    “Remind me – which version of liberalism involves wearing sandals and having a beard?”
    _________

    Don’t forget the muesli and lentils. ;-)

  41. Somerjohn

    The best comment all evening.

  42. PETE B….I have spent over 40 yrs living and working in London, I still venture back to Wolves to see relatives, but not often. As a youth I drank only Banks’s mild, in fact I was born near Chapel Ash so I could smell the brewery, a privilege. :-)

  43. @Laszlo

    “The best comment all evening”

    ——-

    In what way is your life improved by his empty jibe?..,

  44. CMJ

    “Life’s a funny old thing, and you’ve got to enjoy what you’ve got. I’m an avid Radio Four listener, and after listening to Eddie Mair and Steve Hewlett talk about Steve’s cancer for many months, it was sad to hear Steve died today.

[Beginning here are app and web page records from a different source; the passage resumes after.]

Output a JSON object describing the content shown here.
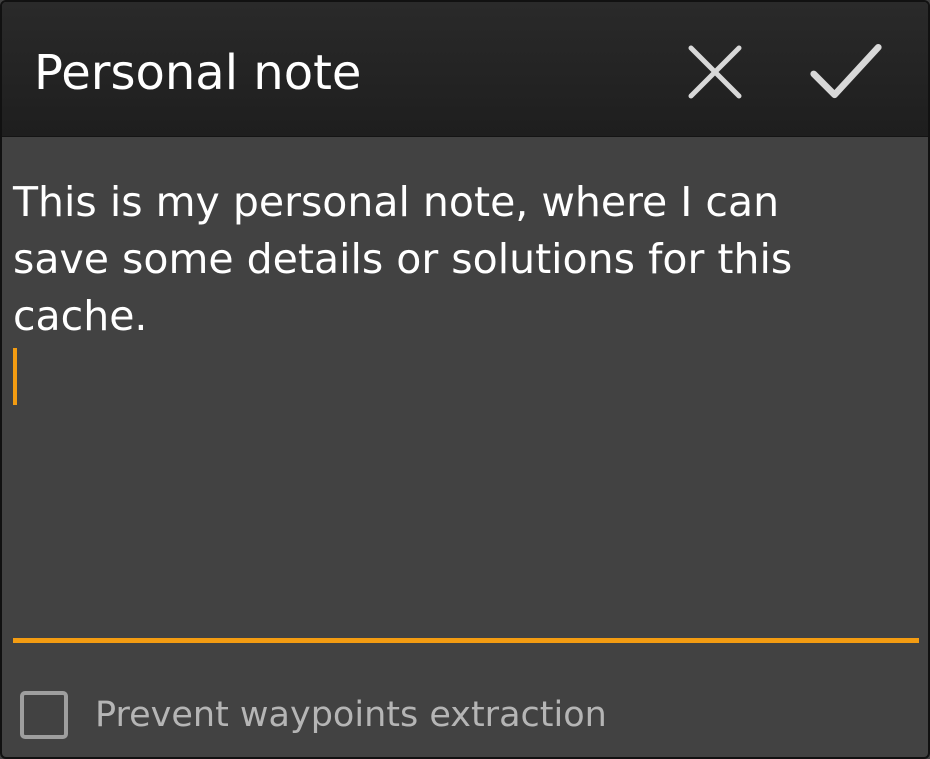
{
  "dialog": {
    "title": "Personal note",
    "actions": {
      "cancel_icon": "close-icon",
      "confirm_icon": "check-icon"
    }
  },
  "note": {
    "value": "This is my personal note, where I can\nsave some details or solutions for this\ncache."
  },
  "options": {
    "prevent_waypoints_label": "Prevent waypoints extraction",
    "prevent_waypoints_checked": false
  },
  "colors": {
    "accent": "#f39c12",
    "background": "#424242",
    "toolbar": "#1f1f1f",
    "text": "#ffffff",
    "secondary_text": "#b5b5b5"
  }
}
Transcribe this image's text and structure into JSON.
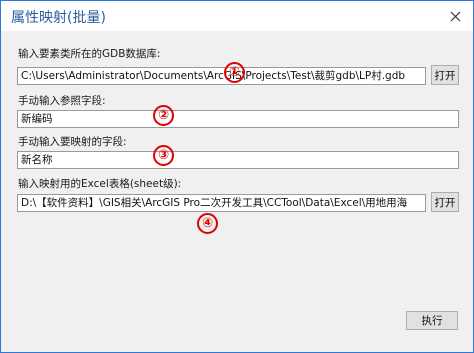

    His attitude to life was exemplary, and give us all something to aim for.”

    Agree 100%. That has been a sobering listen, and he was calm and dignified right the way through.. One year younger than me….

    Radio 4 is a pretty unique radio station, but sometimes something comes along that just astounds me!

  45. CARFREW……Does AW know of this middle class, Brexit voting, demographic, we should be told ! ;-)

  46. Ken
    “I have spent over 40 yrs living and working in London,”

    You poor chap. I do sympathise. Next time you’re up here, try to get a pint of Enville. It’s a relatively new brewery, but a really nice drop.

  47. @Andrew111

    Radio 4 is a pretty unique radio station, but sometimes something comes along that just astounds me!

    I love the way I feel a direct and personal relationship with radio. It does feel like a Radio 4 family. Today feels like someone in the family has died.

    I think Eddie Mair is the best serious TV and Radio host bar none. I don’t know how he held it together today, as he and Steve were clearly very close.

  48. @Carfrew

    I suspect it’s not the aristocracy that are like that these days, but the children of the oligarchs.

    The only aristo I know personally is quite busy indeed, running the trust that operates his (baronet) father’s stately home as a conference centre and hippy magnet, assisting in managing the two farms and trying to find ways to stop his Jacobean farmhouse from falling down. All the while having an actual real job as a web designer and trying to raise his two kids – and now his wife’s nephew who has been placed with him by social services.

    His car is an old japanese jeep thing.

  49. @KEN

    “Does AW know of this middle class, Brexit voting, demographic, we should be told ! ;-)”

    ——–

    Well I suppose it’s possible that Anthony unaccountably missed Prezza’s documentary…

1 2 3 4 16